- _WORK INSTRUCTIONS_: Every single entry that follows must be copied exactly.

Data excerpts:
╔══

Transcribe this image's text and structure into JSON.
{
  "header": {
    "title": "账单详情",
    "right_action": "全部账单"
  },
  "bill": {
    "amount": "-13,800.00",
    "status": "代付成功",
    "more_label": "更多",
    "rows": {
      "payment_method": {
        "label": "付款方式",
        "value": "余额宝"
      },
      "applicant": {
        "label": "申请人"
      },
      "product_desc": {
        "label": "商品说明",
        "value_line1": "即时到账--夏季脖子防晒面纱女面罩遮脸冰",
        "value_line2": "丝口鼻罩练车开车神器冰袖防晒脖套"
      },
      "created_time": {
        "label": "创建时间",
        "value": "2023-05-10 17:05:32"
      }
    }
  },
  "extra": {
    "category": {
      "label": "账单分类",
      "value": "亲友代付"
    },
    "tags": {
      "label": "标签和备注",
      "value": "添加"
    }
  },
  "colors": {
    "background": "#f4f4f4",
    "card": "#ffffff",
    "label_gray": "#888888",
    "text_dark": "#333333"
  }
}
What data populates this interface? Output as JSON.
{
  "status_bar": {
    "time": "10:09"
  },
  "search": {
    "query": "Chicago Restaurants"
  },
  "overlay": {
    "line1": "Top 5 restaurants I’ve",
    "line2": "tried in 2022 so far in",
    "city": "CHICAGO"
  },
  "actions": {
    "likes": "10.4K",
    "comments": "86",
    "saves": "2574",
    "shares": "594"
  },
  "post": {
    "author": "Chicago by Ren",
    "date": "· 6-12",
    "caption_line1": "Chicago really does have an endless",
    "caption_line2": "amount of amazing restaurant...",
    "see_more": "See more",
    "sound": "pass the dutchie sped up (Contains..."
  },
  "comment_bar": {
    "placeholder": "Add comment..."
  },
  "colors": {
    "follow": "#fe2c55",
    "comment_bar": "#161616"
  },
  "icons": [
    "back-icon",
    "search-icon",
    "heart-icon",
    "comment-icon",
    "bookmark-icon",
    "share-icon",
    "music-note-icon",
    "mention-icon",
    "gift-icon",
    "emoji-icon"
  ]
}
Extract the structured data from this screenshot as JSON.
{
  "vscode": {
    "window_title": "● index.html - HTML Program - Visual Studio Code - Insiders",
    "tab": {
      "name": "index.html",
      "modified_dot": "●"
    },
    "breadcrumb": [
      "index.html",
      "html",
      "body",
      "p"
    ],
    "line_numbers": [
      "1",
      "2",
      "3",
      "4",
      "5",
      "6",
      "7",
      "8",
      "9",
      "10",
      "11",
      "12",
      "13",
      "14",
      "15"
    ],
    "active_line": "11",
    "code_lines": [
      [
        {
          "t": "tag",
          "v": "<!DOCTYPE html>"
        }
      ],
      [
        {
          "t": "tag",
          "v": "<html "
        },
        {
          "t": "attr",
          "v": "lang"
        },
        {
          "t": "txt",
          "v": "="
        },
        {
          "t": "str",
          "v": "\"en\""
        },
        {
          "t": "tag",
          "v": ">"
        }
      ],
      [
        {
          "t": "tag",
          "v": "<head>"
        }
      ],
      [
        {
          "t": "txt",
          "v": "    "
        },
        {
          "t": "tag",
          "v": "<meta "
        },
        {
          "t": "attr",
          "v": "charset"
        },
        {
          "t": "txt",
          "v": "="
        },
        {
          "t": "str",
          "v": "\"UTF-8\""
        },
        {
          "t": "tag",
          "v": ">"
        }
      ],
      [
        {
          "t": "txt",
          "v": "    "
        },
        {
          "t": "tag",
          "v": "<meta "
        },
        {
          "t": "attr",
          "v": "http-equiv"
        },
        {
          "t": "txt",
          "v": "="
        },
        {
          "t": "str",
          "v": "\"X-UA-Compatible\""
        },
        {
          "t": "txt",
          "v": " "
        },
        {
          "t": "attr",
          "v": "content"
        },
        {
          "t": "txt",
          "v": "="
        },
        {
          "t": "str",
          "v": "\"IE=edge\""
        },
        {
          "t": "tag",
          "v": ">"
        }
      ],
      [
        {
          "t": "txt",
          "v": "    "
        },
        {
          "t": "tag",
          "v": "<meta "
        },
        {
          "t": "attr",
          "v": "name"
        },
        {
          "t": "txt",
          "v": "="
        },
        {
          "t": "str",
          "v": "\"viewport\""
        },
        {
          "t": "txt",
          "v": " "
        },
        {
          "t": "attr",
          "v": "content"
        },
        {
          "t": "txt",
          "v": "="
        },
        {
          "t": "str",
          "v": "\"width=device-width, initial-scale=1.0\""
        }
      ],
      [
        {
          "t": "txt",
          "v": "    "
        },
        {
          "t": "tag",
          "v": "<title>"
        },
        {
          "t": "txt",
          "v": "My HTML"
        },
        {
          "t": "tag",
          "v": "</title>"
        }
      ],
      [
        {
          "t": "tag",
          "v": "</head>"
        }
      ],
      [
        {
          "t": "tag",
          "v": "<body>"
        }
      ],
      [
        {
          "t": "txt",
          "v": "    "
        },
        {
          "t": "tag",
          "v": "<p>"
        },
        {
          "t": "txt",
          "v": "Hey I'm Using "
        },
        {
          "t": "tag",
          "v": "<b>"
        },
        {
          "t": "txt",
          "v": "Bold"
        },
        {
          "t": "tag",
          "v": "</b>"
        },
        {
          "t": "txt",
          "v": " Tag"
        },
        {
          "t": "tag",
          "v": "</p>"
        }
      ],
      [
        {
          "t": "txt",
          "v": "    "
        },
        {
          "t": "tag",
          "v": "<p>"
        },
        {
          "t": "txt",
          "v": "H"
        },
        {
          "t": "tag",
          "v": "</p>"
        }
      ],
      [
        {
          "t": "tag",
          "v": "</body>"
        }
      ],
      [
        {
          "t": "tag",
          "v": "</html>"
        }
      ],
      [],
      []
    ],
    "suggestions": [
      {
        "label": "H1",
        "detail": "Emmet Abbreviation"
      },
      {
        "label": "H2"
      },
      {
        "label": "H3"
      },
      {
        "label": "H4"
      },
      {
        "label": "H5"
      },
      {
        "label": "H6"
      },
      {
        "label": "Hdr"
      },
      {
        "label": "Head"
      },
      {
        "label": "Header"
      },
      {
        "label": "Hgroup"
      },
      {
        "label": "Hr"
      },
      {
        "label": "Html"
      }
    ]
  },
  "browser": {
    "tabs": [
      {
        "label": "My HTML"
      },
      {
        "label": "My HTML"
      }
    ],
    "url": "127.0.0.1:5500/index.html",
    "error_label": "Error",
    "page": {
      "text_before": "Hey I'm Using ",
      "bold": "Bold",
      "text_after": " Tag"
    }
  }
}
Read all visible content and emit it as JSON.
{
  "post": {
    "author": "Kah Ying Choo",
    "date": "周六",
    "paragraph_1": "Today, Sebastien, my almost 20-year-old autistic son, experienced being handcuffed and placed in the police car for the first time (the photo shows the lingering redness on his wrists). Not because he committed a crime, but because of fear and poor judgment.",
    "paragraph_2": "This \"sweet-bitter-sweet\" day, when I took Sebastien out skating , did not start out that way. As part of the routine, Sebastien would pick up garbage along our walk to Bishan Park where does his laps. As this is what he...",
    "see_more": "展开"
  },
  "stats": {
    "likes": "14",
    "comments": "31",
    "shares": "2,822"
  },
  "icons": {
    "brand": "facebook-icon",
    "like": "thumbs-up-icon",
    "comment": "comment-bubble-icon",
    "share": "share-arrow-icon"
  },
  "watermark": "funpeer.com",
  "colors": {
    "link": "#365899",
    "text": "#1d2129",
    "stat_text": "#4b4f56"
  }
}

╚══

- _EXERCISE RESULT_:
Transcribe this image's text and structure into JSON.
{
  "header": {
    "title": "账单详情",
    "right_action": "全部账单"
  },
  "bill": {
    "amount": "-13,800.00",
    "status": "代付成功",
    "more_label": "更多",
    "rows": {
      "payment_method": {
        "label": "付款方式",
        "value": "余额宝"
      },
      "applicant": {
        "label": "申请人"
      },
      "product_desc": {
        "label": "商品说明",
        "value_line1": "即时到账--夏季脖子防晒面纱女面罩遮脸冰",
        "value_line2": "丝口鼻罩练车开车神器冰袖防晒脖套"
      },
      "created_time": {
        "label": "创建时间",
        "value": "2023-05-10 17:05:32"
      }
    }
  },
  "extra": {
    "category": {
      "label": "账单分类",
      "value": "亲友代付"
    },
    "tags": {
      "label": "标签和备注",
      "value": "添加"
    }
  },
  "colors": {
    "background": "#f4f4f4",
    "card": "#ffffff",
    "label_gray": "#888888",
    "text_dark": "#333333"
  }
}
What data populates this interface? Output as JSON.
{
  "status_bar": {
    "time": "10:09"
  },
  "search": {
    "query": "Chicago Restaurants"
  },
  "overlay": {
    "line1": "Top 5 restaurants I’ve",
    "line2": "tried in 2022 so far in",
    "city": "CHICAGO"
  },
  "actions": {
    "likes": "10.4K",
    "comments": "86",
    "saves": "2574",
    "shares": "594"
  },
  "post": {
    "author": "Chicago by Ren",
    "date": "· 6-12",
    "caption_line1": "Chicago really does have an endless",
    "caption_line2": "amount of amazing restaurant...",
    "see_more": "See more",
    "sound": "pass the dutchie sped up (Contains..."
  },
  "comment_bar": {
    "placeholder": "Add comment..."
  },
  "colors": {
    "follow": "#fe2c55",
    "comment_bar": "#161616"
  },
  "icons": [
    "back-icon",
    "search-icon",
    "heart-icon",
    "comment-icon",
    "bookmark-icon",
    "share-icon",
    "music-note-icon",
    "mention-icon",
    "gift-icon",
    "emoji-icon"
  ]
}
Extract the structured data from this screenshot as JSON.
{
  "vscode": {
    "window_title": "● index.html - HTML Program - Visual Studio Code - Insiders",
    "tab": {
      "name": "index.html",
      "modified_dot": "●"
    },
    "breadcrumb": [
      "index.html",
      "html",
      "body",
      "p"
    ],
    "line_numbers": [
      "1",
      "2",
      "3",
      "4",
      "5",
      "6",
      "7",
      "8",
      "9",
      "10",
      "11",
      "12",
      "13",
      "14",
      "15"
    ],
    "active_line": "11",
    "code_lines": [
      [
        {
          "t": "tag",
          "v": "<!DOCTYPE html>"
        }
      ],
      [
        {
          "t": "tag",
          "v": "<html "
        },
        {
          "t": "attr",
          "v": "lang"
        },
        {
          "t": "txt",
          "v": "="
        },
        {
          "t": "str",
          "v": "\"en\""
        },
        {
          "t": "tag",
          "v": ">"
        }
      ],
      [
        {
          "t": "tag",
          "v": "<head>"
        }
      ],
      [
        {
          "t": "txt",
          "v": "    "
        },
        {
          "t": "tag",
          "v": "<meta "
        },
        {
          "t": "attr",
          "v": "charset"
        },
        {
          "t": "txt",
          "v": "="
        },
        {
          "t": "str",
          "v": "\"UTF-8\""
        },
        {
          "t": "tag",
          "v": ">"
        }
      ],
      [
        {
          "t": "txt",
          "v": "    "
        },
        {
          "t": "tag",
          "v": "<meta "
        },
        {
          "t": "attr",
          "v": "http-equiv"
        },
        {
          "t": "txt",
          "v": "="
        },
        {
          "t": "str",
          "v": "\"X-UA-Compatible\""
        },
        {
          "t": "txt",
          "v": " "
        },
        {
          "t": "attr",
          "v": "content"
        },
        {
          "t": "txt",
          "v": "="
        },
        {
          "t": "str",
          "v": "\"IE=edge\""
        },
        {
          "t": "tag",
          "v": ">"
        }
      ],
      [
        {
          "t": "txt",
          "v": "    "
        },
        {
          "t": "tag",
          "v": "<meta "
        },
        {
          "t": "attr",
          "v": "name"
        },
        {
          "t": "txt",
          "v": "="
        },
        {
          "t": "str",
          "v": "\"viewport\""
        },
        {
          "t": "txt",
          "v": " "
        },
        {
          "t": "attr",
          "v": "content"
        },
        {
          "t": "txt",
          "v": "="
        },
        {
          "t": "str",
          "v": "\"width=device-width, initial-scale=1.0\""
        }
      ],
      [
        {
          "t": "txt",
          "v": "    "
        },
        {
          "t": "tag",
          "v": "<title>"
        },
        {
          "t": "txt",
          "v": "My HTML"
        },
        {
          "t": "tag",
          "v": "</title>"
        }
      ],
      [
        {
          "t": "tag",
          "v": "</head>"
        }
      ],
      [
        {
          "t": "tag",
          "v": "<body>"
        }
      ],
      [
        {
          "t": "txt",
          "v": "    "
        },
        {
          "t": "tag",
          "v": "<p>"
        },
        {
          "t": "txt",
          "v": "Hey I'm Using "
        },
        {
          "t": "tag",
          "v": "<b>"
        },
        {
          "t": "txt",
          "v": "Bold"
        },
        {
          "t": "tag",
          "v": "</b>"
        },
        {
          "t": "txt",
          "v": " Tag"
        },
        {
          "t": "tag",
          "v": "</p>"
        }
      ],
      [
        {
          "t": "txt",
          "v": "    "
        },
        {
          "t": "tag",
          "v": "<p>"
        },
        {
          "t": "txt",
          "v": "H"
        },
        {
          "t": "tag",
          "v": "</p>"
        }
      ],
      [
        {
          "t": "tag",
          "v": "</body>"
        }
      ],
      [
        {
          "t": "tag",
          "v": "</html>"
        }
      ],
      [],
      []
    ],
    "suggestions": [
      {
        "label": "H1",
        "detail": "Emmet Abbreviation"
      },
      {
        "label": "H2"
      },
      {
        "label": "H3"
      },
      {
        "label": "H4"
      },
      {
        "label": "H5"
      },
      {
        "label": "H6"
      },
      {
        "label": "Hdr"
      },
      {
        "label": "Head"
      },
      {
        "label": "Header"
      },
      {
        "label": "Hgroup"
      },
      {
        "label": "Hr"
      },
      {
        "label": "Html"
      }
    ]
  },
  "browser": {
    "tabs": [
      {
        "label": "My HTML"
      },
      {
        "label": "My HTML"
      }
    ],
    "url": "127.0.0.1:5500/index.html",
    "error_label": "Error",
    "page": {
      "text_before": "Hey I'm Using ",
      "bold": "Bold",
      "text_after": " Tag"
    }
  }
}
Read all visible content and emit it as JSON.
{
  "post": {
    "author": "Kah Ying Choo",
    "date": "周六",
    "paragraph_1": "Today, Sebastien, my almost 20-year-old autistic son, experienced being handcuffed and placed in the police car for the first time (the photo shows the lingering redness on his wrists). Not because he committed a crime, but because of fear and poor judgment.",
    "paragraph_2": "This \"sweet-bitter-sweet\" day, when I took Sebastien out skating , did not start out that way. As part of the routine, Sebastien would pick up garbage along our walk to Bishan Park where does his laps. As this is what he...",
    "see_more": "展开"
  },
  "stats": {
    "likes": "14",
    "comments": "31",
    "shares": "2,822"
  },
  "icons": {
    "brand": "facebook-icon",
    "like": "thumbs-up-icon",
    "comment": "comment-bubble-icon",
    "share": "share-arrow-icon"
  },
  "watermark": "funpeer.com",
  "colors": {
    "link": "#365899",
    "text": "#1d2129",
    "stat_text": "#4b4f56"
  }
}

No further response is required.